Nestled in the heart of Bavaria, Munich is synonymous with Oktoberfest and Lederhosen. Located over 600km from the nearest beach, most residents have never even seen the sea, let alone surfed in it. Yet in the midst of the city’s English garden a group of wetsuit clad rebels defy all expectations and city swimming regulations. Kitted out with top end boards, they pose atop the crest before clambering up the banks to ride their artificial wave again and again. They do so in full view of the ‘Swimming Is Forbidden’ sign, an irony for Germany where signs are to be obeyed. This is the Eisbach wave.

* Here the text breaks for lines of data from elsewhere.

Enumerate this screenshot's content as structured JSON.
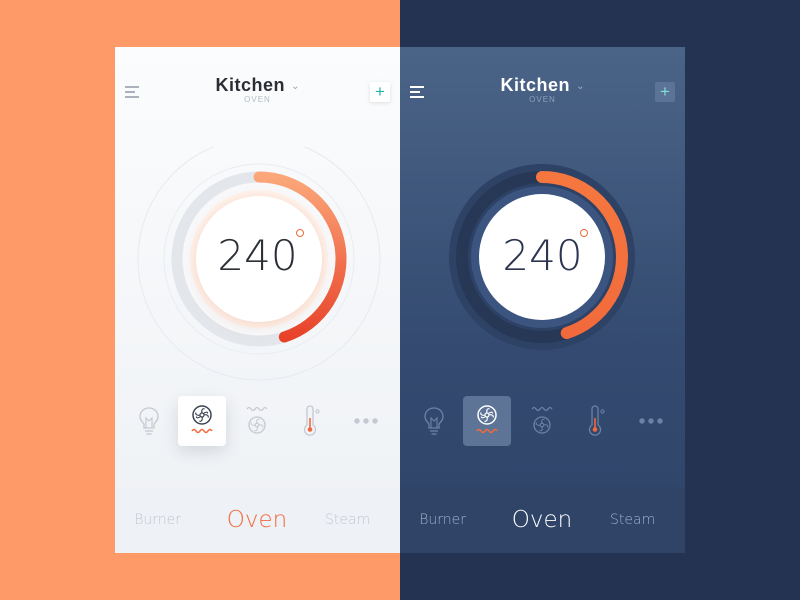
{
  "colors": {
    "left_background": "#fe9a67",
    "right_background": "#253352",
    "accent": "#f26a3c",
    "add_button_accent": "#27b5a8"
  },
  "panels": [
    {
      "theme": "light",
      "header": {
        "title": "Kitchen",
        "subtitle": "OVEN",
        "menu_icon": "hamburger-menu-icon",
        "dropdown_icon": "chevron-down-icon",
        "add_label": "+"
      },
      "dial": {
        "temperature": "240",
        "degree_icon": "degree-circle-icon",
        "fill_fraction": 0.45
      },
      "modes": [
        {
          "icon": "lightbulb-icon",
          "active": false
        },
        {
          "icon": "fan-oven-icon",
          "active": true
        },
        {
          "icon": "fan-top-heat-icon",
          "active": false
        },
        {
          "icon": "thermometer-icon",
          "active": false
        },
        {
          "icon": "more-dots-icon",
          "active": false
        }
      ],
      "tabs": {
        "left": "Burner",
        "selected": "Oven",
        "right": "Steam"
      }
    },
    {
      "theme": "dark",
      "header": {
        "title": "Kitchen",
        "subtitle": "OVEN",
        "menu_icon": "hamburger-menu-icon",
        "dropdown_icon": "chevron-down-icon",
        "add_label": "+"
      },
      "dial": {
        "temperature": "240",
        "degree_icon": "degree-circle-icon",
        "fill_fraction": 0.45
      },
      "modes": [
        {
          "icon": "lightbulb-icon",
          "active": false
        },
        {
          "icon": "fan-oven-icon",
          "active": true
        },
        {
          "icon": "fan-top-heat-icon",
          "active": false
        },
        {
          "icon": "thermometer-icon",
          "active": false
        },
        {
          "icon": "more-dots-icon",
          "active": false
        }
      ],
      "tabs": {
        "left": "Burner",
        "selected": "Oven",
        "right": "Steam"
      }
    }
  ]
}
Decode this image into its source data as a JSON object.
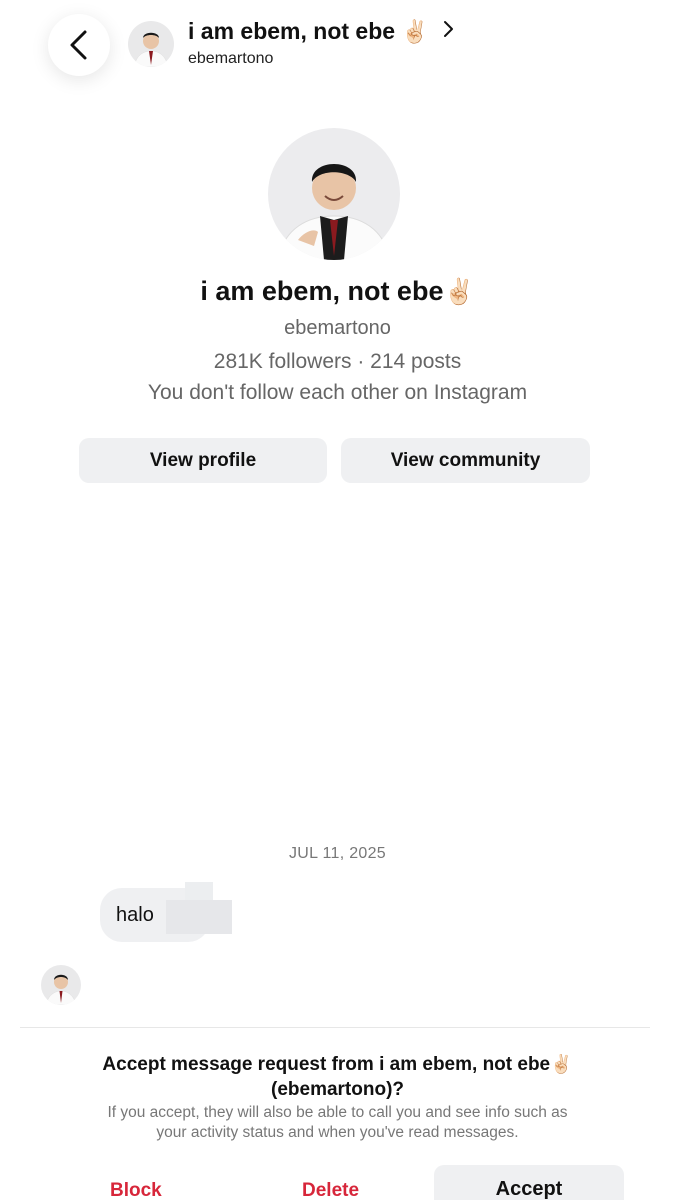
{
  "header": {
    "name": "i am ebem, not ebe",
    "name_emoji": "✌🏻",
    "chevron": "›",
    "username": "ebemartono"
  },
  "profile": {
    "name": "i am ebem, not ebe",
    "name_emoji": "✌🏻",
    "username": "ebemartono",
    "stats": "281K followers · 214 posts",
    "follow_status": "You don't follow each other on Instagram",
    "view_profile_label": "View profile",
    "view_community_label": "View community"
  },
  "chat": {
    "date": "JUL 11, 2025",
    "messages": [
      {
        "text": "halo"
      }
    ]
  },
  "request": {
    "title_line1": "Accept message request from i am ebem, not ebe",
    "title_emoji": "✌🏻",
    "title_line2": "(ebemartono)?",
    "description_line1": "If you accept, they will also be able to call you and see info such as",
    "description_line2": "your activity status and when you've read messages.",
    "block_label": "Block",
    "delete_label": "Delete",
    "accept_label": "Accept"
  },
  "colors": {
    "danger": "#d7263a",
    "button_bg": "#eff0f2",
    "muted_text": "#666666"
  },
  "icons": {
    "back": "chevron-left-icon",
    "forward": "chevron-right-icon"
  }
}
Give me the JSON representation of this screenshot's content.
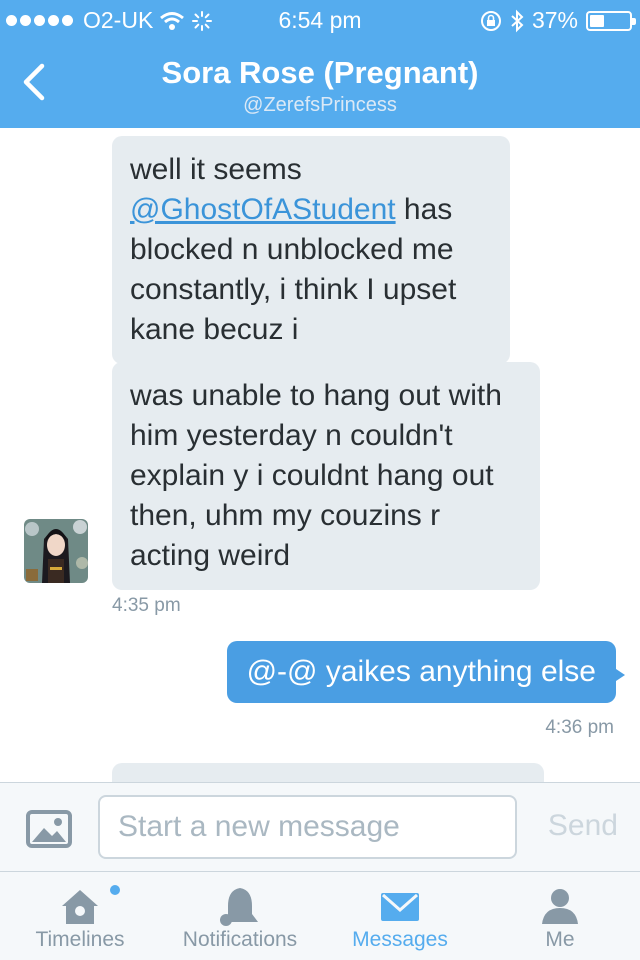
{
  "status_bar": {
    "carrier": "O2-UK",
    "time": "6:54 pm",
    "battery_text": "37%",
    "battery_level": 0.37
  },
  "nav": {
    "title": "Sora Rose (Pregnant)",
    "handle": "@ZerefsPrincess"
  },
  "messages": {
    "incoming_1": {
      "line1_pre": "well it seems",
      "mention": "@GhostOfAStudent",
      "line2_post": " has",
      "rest": "blocked n unblocked me constantly, i think I upset kane becuz i"
    },
    "incoming_2": {
      "text": "was unable to hang out with him yesterday n couldn't explain y i couldnt hang out then,  uhm my couzins r acting weird"
    },
    "incoming_time": "4:35 pm",
    "outgoing_1": {
      "text": "@-@ yaikes anything else"
    },
    "outgoing_time": "4:36 pm"
  },
  "composer": {
    "placeholder": "Start a new message",
    "send_label": "Send"
  },
  "tabs": [
    {
      "label": "Timelines",
      "icon": "home-icon"
    },
    {
      "label": "Notifications",
      "icon": "bell-icon"
    },
    {
      "label": "Messages",
      "icon": "envelope-icon"
    },
    {
      "label": "Me",
      "icon": "person-icon"
    }
  ],
  "colors": {
    "header": "#55acee",
    "incoming_bubble": "#e6ecf0",
    "outgoing_bubble": "#4a9ee3",
    "active_tab": "#55acee",
    "inactive": "#8899a6"
  }
}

This river wave has the kind of cult following that just keeps people coming back. Created by a weir as water flows under the bridge, the 1m high wall of water resembles a river rapid. The wave has attracted surfers since the early 1970s, but in 2000 several planks of wood were suspended underwater in order to make the wave more consistent. These days it is surfed day and night, giving riders ample time to perfect their tricks. Surfers as young as 13 strut their stuff, manouevering their boards back and forth across the turbulent surface and posing for the tourist paparazzi.
Wolfrick Fischer has been surfing the Munich wave since the 1970s. He started coming as a 15 year old, mentored by older surfers and now, after a long break, is back to do the same. The river is like a magnet, attracting surfers at all hours throughout the year, and he has succumbed to its pull.
Fischer sees river surfing as more closely related to skateboarding and snowboarding than its more natural partner, ocean surfing. With limited space, surfers must plan with the precision of choreographers, deciding advance what moves they will try out. Often ocean surfers are surprised by the complexity of surfing this wave, a phenomenon professional surfer Yoyo Terhorst knows all too well. A local, Terhorst always wanted to surf and as a child he saved all his pocket money to buy a board. Now, after many hours of practice on the Eisbach wave, he surfs internationally alongside such names as Paul Grey and Kelly Slater. Slater himself has visited the river surfing community and tried out the Germans’ pride and joy.
Terhorst always warns his friends that river surfing is in 3D, while ocean surfing is in 4D: Here on the Eisbach the wave stays still and you move, while in the sea you move but also have the fluid wave to contend with, adding another dimension. The hidden rocks below the surface and shallow water also add a dimension of danger to the river, one that never fails to get Terhorst’s adrenaline pumping. Although no surfers have ever died, several kneecaps and spines have succumbed to the underwater hazards.
While the Eisbach is the most famous surfing spot in the city, there are actually two other rivers in Munich where surfers congregate. The Floßlände wave is much smaller than the Eisbach specimen, making it popular with beginners, while the Wittelsbacherbrücke is only surfable after heavy rain. With over 700 people now involved in the sport in the city, it is not uncommon to see someone boarding the underground wearing a wetsuit, surfboard in tow. Chances are they are not one of the many young Brits in Munich for a stag party, but a serious sportsman off to partake in some fluid meditation. It turns out there really is more to Munich than beer and Lederhosen after all.
The Eisbach wave is near Haus der Kunst in the English Gardens. Take tram 17 to the Nationalmuseum and walk to the bridge.